## ACTIVITY
The answer must consist of every line below that holds the word "JSON".

## INPUT DATA
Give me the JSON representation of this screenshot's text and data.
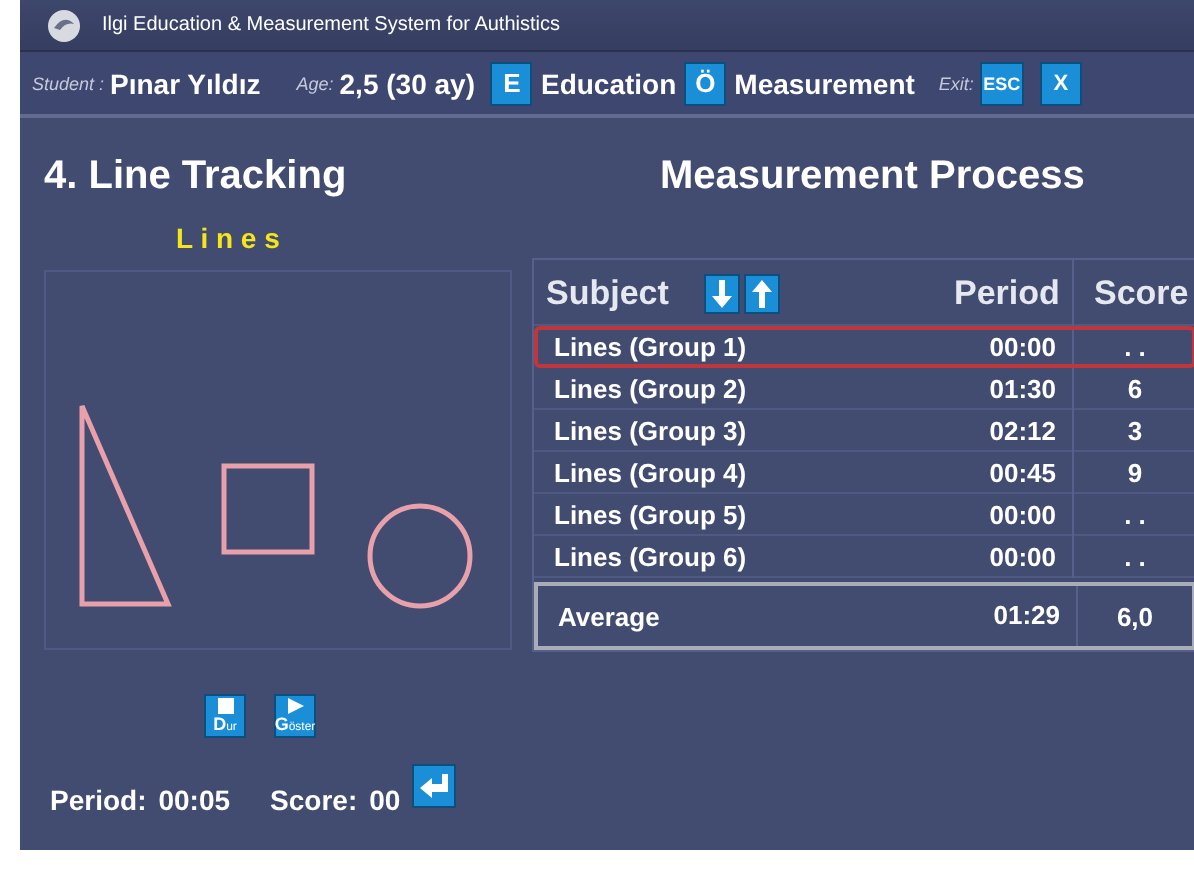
{
  "window": {
    "title": "Ilgi Education & Measurement System for Authistics"
  },
  "student_bar": {
    "student_label": "Student :",
    "student_name": "Pınar Yıldız",
    "age_label": "Age:",
    "age": "2,5  (30 ay)",
    "modes": [
      {
        "key": "E",
        "label": "Education"
      },
      {
        "key": "Ö",
        "label": "Measurement"
      }
    ],
    "exit_label": "Exit:",
    "exit_buttons": [
      "ESC",
      "X"
    ]
  },
  "activity": {
    "title": "4. Line Tracking",
    "subtitle": "L i n e s",
    "controls": [
      "Dur",
      "Göster"
    ],
    "period_label": "Period:",
    "period": "00:05",
    "score_label": "Score:",
    "score": "00"
  },
  "measurement": {
    "title": "Measurement Process",
    "table": {
      "columns": [
        "Subject",
        "Period",
        "Score"
      ],
      "rows": [
        {
          "subject": "Lines (Group 1)",
          "period": "00:00",
          "score": ". .",
          "selected": true
        },
        {
          "subject": "Lines (Group 2)",
          "period": "01:30",
          "score": "6",
          "selected": false
        },
        {
          "subject": "Lines (Group 3)",
          "period": "02:12",
          "score": "3",
          "selected": false
        },
        {
          "subject": "Lines (Group 4)",
          "period": "00:45",
          "score": "9",
          "selected": false
        },
        {
          "subject": "Lines (Group 5)",
          "period": "00:00",
          "score": ". .",
          "selected": false
        },
        {
          "subject": "Lines (Group 6)",
          "period": "00:00",
          "score": ". .",
          "selected": false
        }
      ],
      "average": {
        "label": "Average",
        "period": "01:29",
        "score": "6,0"
      }
    }
  }
}
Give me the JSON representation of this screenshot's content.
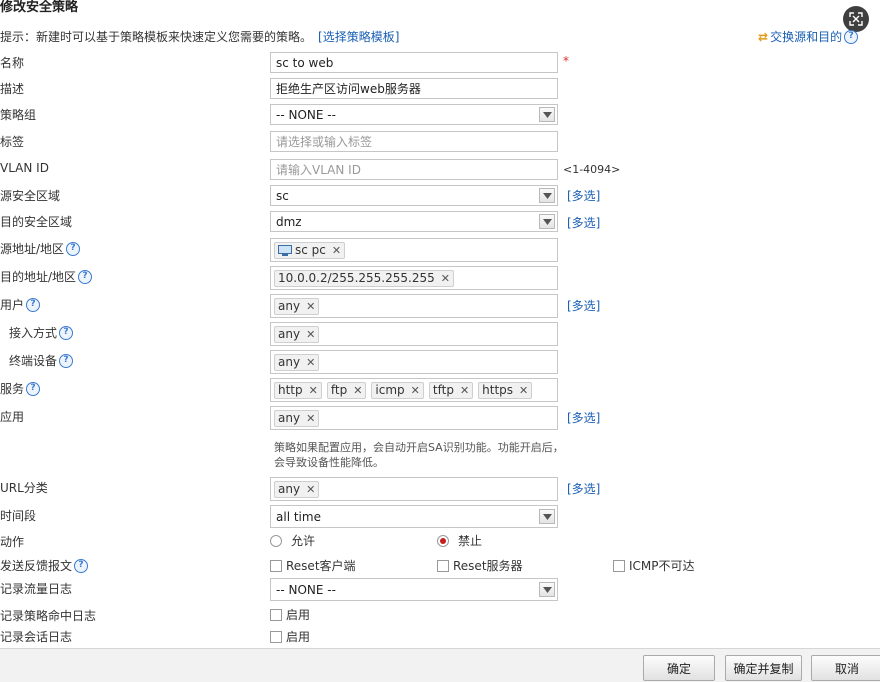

## RESPONSE FOR THIS EXERCISE
Give me the JSON representation of this screenshot's text and data.
Give me the JSON representation of this screenshot's content.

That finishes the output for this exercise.